    The company, he added, is pleased to provide financial support as well as mentorship opportunities that connect students with professionals who have decades of experience in the energy and sustainability field.

    “The industry is constantly evolving, so getting exposure to fresh thinking and to young minds that have not been focused on the path we’ve been looking at is also a huge benefit.”

    The financial boost allowed graduate student Meredith DeCock to begin pursing her sustainability studies at Brock last fall.

    “The scholarship enabled me to take on projects and an extra course in addition to focusing on my program requirements,” she said. “Providing me with the ability to focus on my full-time studies, the Toromont scholarship enriched my learning and research experience over the past year.”

    Other scholarship recipients included graduate students Brooke Kapeller and Leaya Amey, and undergraduate students Nolan Kelly and Kaitlyn James.

    ESRC Director Ryan Plummer said the partnership with Toromont “serves as a powerful illustration to students, faculty and staff of the innovation that can be achieved through meaningful collaboration.”

    The minor in environmental sustainability was created “to respond to pressing social and ecological challenges and opportunities in Niagara, nationally and globally,” he said. “Units across the University worked collaboratively with the ESRC to make this important program part of Brock’s curriculum. The enthusiastic response by students far exceeds our initial expectations. It is very rewarding to see our first cohort of students graduating with the minor and I am incredibly proud of them.”

    Brock has been collaborating with Toromont for more than 25 years to “provide reliable, cost-effective energy to our campus community,” said Scott Johnstone, Associate Vice-President, Facilities Management. “We’re now advancing this partnership with a new generation of high efficiency equipment. In addition, we are conducting research together to test new engine oils and additives to extend equipment life, all while making our plant more sustainable.”

    Story from The Brock News

    Categories: Event, Innovative Partnership, Minor in Sustainability

  • Exciting Scholarship Opportunity for Brock’s Environmental Sustainability students!

    By: Shanen D’Souza

    Toromont CAT Scholarship Presentation

    Photo: Cheque presentation by ToromontCAT representatives to Scott Johnstone, AVP Facilities Management and Dr.Ingrid Makus, Dean of FOSS at the reopening of Theal House in February 2018.

    The Environmental Sustainability Research Centre (ESRC) along with Brock Facilities Management is offering $5,000 in scholarships for the upcoming year! ToromontCAT Construction donated these funds to the University to encourage and foster sustainability education and research at Brock.

    For students enrolled in the Master of Sustainability program, three scholarships of $1,000 each will be awarded to students in good academic standing.
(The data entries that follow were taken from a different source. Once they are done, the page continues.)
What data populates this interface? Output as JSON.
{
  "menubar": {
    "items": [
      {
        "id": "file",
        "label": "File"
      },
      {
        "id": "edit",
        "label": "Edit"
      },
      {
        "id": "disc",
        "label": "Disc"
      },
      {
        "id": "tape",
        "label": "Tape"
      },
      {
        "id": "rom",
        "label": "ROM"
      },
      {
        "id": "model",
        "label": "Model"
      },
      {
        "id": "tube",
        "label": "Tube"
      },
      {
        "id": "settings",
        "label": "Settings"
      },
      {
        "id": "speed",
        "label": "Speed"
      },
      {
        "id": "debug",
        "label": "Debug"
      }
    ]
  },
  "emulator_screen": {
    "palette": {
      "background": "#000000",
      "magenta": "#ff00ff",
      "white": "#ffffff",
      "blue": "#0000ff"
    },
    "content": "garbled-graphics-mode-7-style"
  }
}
The three designations are as follows: one current student in Scheme A, one current student in Scheme B and one incoming student who will begin studies in the Fall of 2018. For students who have declared a Minor in Environmental Sustainability, two scholarships of $1,000 each will be awarded to students in good academic standing.

    For more information on the scholarships and applications please visit our website.

    This scholarship is another indicator of the quality research and education that is carried out through these Environmental Sustainability courses. It also displays Brock’s commitment to becoming a national leader in sustainability, while striving to create beneficial educational opportunities for its students. According to Ryan Plummer, Professor and Director of the ESRC, these scholarships recognize as well as support excellence in Environmental Sustainability.

    Applications include an essay question to be answered in 1500 words or less and the applicant’s unofficial transcripts. All completed applications must be submitted via email by August 22, 2018 by 11:59pm to sustainability@brocku.ca. Successful recipients will be notified via email by September 7, 2018.

    Categories: Awards, Innovative Partnership, Minor in Sustainability, SSAS Program, Sustainability at Brock